- [INPUT FOR THIS TASK]
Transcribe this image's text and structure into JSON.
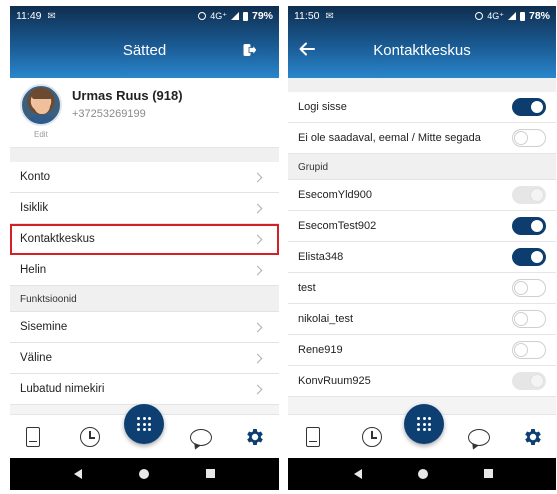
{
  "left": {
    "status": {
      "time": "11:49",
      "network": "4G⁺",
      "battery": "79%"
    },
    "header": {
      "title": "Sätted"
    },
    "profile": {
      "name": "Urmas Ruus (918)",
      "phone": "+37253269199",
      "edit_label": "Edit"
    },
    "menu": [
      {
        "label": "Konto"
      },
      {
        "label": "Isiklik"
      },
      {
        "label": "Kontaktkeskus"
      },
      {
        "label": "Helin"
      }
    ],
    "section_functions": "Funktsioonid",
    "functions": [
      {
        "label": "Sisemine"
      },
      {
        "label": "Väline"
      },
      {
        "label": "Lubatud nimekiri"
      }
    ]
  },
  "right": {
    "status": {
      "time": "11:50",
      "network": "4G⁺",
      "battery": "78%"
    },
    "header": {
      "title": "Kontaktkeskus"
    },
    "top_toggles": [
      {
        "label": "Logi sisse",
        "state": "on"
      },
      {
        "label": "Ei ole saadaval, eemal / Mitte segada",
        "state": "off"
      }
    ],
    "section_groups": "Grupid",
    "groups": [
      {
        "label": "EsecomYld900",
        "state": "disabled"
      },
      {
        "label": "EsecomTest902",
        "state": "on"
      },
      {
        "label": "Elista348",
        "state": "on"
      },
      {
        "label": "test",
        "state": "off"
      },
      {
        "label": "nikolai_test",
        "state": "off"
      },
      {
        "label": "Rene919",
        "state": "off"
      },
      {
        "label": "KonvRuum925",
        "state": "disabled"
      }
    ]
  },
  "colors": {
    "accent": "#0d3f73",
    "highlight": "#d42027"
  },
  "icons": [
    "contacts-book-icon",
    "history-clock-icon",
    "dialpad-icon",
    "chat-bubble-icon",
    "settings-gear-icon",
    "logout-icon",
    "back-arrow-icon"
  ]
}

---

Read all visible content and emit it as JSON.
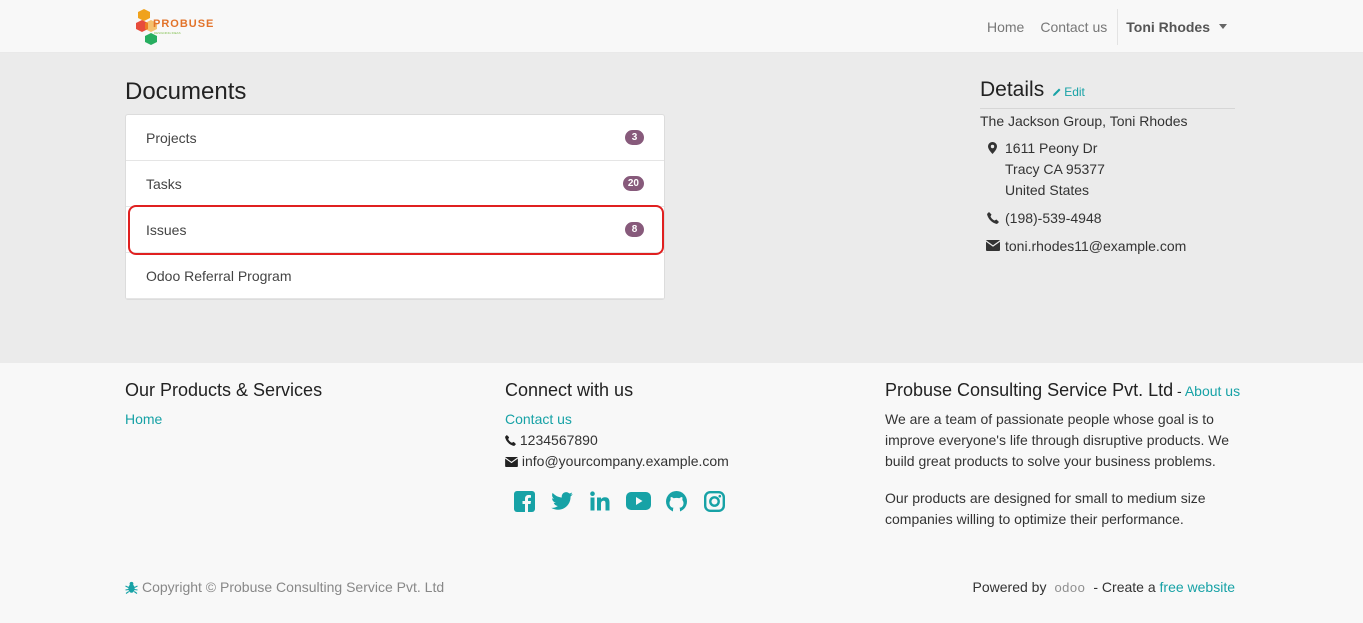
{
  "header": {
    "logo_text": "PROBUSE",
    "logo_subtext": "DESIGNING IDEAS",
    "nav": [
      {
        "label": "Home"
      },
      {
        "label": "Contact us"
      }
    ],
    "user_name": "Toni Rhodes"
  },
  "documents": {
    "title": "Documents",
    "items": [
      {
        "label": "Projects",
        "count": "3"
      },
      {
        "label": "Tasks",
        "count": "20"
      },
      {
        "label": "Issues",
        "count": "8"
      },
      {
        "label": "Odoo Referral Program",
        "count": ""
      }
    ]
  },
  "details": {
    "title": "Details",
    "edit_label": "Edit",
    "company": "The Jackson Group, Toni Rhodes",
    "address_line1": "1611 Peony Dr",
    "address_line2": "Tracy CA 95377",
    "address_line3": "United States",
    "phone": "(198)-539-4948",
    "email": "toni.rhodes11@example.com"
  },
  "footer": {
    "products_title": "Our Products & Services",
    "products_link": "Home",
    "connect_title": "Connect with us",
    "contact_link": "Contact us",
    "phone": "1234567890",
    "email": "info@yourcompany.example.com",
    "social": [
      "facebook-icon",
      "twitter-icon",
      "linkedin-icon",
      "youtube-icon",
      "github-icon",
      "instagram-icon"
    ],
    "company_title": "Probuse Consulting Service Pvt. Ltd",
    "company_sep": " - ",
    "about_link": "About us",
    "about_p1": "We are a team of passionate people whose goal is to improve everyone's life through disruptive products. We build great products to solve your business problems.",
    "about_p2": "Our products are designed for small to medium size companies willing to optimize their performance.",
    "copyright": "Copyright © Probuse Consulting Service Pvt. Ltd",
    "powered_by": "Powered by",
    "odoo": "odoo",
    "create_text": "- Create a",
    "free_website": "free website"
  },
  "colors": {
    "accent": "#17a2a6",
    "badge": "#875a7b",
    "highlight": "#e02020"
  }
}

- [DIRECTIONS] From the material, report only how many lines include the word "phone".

- [RESPONSE TO THE EXERCISE] 3